Data records.
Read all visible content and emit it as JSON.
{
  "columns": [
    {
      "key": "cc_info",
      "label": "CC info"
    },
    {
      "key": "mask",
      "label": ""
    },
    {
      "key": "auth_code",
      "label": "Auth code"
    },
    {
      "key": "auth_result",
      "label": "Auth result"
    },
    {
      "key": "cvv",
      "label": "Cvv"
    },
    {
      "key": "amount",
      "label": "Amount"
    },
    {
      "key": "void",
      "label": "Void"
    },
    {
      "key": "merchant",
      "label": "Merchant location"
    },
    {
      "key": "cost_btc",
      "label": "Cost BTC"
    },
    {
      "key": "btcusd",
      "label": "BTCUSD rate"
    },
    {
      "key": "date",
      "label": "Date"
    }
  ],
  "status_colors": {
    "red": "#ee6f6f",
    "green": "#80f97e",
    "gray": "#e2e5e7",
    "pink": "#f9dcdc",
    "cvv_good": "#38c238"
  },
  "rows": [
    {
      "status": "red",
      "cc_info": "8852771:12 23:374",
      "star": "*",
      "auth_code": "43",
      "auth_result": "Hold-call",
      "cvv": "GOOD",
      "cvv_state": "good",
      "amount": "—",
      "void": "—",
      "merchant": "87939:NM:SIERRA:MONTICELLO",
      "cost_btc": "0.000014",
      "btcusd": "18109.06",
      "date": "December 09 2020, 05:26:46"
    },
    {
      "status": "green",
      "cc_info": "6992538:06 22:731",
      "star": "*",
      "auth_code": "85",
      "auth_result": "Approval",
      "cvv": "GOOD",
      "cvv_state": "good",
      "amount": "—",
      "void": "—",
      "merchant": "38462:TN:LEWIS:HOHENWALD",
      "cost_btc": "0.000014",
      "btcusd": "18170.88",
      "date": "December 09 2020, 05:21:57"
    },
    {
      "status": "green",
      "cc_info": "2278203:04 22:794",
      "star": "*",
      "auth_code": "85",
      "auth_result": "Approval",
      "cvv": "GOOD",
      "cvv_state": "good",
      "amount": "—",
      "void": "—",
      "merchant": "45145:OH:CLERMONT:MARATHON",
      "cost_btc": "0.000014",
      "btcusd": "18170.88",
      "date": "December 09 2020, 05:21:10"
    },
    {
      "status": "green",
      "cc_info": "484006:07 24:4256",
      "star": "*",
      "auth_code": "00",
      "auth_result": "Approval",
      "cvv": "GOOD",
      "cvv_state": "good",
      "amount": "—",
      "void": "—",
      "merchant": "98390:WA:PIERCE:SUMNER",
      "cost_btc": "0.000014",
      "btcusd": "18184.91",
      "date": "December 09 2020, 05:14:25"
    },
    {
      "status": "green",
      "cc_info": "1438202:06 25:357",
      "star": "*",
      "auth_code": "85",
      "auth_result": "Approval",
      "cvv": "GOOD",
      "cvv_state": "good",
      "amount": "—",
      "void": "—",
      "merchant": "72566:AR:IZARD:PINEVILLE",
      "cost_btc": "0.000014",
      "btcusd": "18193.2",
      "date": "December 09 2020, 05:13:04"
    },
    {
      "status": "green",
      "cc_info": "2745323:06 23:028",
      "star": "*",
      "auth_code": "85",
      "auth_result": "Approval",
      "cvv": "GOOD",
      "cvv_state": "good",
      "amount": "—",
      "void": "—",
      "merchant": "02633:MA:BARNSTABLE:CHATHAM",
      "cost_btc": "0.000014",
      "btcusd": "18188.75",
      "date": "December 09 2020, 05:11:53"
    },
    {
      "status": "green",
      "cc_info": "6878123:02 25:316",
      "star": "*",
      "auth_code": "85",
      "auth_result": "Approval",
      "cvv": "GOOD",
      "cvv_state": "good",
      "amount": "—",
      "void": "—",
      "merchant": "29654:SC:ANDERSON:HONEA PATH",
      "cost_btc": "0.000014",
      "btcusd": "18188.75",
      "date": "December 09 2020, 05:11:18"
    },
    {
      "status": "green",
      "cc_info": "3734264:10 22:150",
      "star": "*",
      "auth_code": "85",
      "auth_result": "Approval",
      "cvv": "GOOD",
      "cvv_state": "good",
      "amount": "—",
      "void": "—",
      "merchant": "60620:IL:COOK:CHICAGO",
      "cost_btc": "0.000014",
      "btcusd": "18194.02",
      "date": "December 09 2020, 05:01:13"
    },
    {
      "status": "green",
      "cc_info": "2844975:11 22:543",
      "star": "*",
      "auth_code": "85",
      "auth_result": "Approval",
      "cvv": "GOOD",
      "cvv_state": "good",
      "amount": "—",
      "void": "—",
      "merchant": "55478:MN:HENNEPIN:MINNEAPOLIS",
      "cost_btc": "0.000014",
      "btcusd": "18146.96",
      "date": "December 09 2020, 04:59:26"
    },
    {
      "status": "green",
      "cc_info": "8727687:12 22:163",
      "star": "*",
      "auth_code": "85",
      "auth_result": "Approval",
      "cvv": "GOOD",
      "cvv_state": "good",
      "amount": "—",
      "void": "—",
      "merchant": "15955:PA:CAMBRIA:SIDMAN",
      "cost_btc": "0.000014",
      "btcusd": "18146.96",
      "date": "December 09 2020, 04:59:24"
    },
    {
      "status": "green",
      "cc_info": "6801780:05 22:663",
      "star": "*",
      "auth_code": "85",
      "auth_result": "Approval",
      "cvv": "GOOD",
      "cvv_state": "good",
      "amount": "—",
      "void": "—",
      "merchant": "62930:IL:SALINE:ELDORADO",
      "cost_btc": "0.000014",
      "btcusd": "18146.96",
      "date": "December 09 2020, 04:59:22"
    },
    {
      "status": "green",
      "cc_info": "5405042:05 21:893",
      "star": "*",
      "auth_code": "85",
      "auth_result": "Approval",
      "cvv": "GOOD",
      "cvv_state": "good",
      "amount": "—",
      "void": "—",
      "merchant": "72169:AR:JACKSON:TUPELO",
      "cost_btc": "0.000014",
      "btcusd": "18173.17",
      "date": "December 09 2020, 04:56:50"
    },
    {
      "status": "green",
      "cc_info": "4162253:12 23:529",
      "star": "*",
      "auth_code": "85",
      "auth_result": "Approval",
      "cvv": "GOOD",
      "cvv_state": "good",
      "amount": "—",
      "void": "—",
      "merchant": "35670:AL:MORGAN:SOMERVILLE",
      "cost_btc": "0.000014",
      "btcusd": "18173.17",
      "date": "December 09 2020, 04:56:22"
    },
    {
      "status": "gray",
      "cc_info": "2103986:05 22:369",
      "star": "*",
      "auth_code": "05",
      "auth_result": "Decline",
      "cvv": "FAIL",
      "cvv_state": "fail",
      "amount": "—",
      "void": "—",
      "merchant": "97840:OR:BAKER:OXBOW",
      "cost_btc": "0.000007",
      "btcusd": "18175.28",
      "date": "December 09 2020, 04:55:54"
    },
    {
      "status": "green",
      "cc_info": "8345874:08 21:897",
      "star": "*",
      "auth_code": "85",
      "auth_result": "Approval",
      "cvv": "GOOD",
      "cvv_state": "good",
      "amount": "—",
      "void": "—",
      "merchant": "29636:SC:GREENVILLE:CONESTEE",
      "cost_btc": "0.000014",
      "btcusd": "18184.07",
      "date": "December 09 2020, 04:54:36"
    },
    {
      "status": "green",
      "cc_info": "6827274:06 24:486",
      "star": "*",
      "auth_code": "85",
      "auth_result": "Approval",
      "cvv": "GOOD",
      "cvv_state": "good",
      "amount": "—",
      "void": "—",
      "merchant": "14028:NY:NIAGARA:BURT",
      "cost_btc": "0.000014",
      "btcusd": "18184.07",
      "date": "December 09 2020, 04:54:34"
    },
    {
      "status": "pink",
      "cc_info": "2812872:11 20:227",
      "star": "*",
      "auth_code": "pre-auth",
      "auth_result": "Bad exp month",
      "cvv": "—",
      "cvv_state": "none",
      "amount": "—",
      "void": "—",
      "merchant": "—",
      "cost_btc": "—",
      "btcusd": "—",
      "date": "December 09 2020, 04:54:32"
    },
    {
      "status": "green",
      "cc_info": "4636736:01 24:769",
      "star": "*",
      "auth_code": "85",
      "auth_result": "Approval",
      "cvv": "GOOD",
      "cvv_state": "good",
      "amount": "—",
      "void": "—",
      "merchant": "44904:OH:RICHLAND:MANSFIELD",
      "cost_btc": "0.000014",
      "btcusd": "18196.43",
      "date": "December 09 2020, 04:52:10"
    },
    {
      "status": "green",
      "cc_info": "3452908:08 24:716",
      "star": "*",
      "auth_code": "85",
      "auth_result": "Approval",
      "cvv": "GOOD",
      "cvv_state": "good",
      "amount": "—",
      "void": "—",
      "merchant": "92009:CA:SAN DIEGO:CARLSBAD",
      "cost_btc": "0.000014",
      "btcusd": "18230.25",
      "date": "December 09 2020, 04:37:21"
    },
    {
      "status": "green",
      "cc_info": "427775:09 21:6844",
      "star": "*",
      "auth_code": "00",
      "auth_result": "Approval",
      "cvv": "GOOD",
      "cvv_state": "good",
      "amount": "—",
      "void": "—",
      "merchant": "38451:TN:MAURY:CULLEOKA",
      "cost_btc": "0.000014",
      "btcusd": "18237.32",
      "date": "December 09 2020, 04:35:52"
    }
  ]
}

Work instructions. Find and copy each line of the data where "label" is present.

Problem solution.
      "label": "CC info"
      "label": ""
      "label": "Auth code"
      "label": "Auth result"
      "label": "Cvv"
      "label": "Amount"
      "label": "Void"
      "label": "Merchant location"
      "label": "Cost BTC"
      "label": "BTCUSD rate"
      "label": "Date"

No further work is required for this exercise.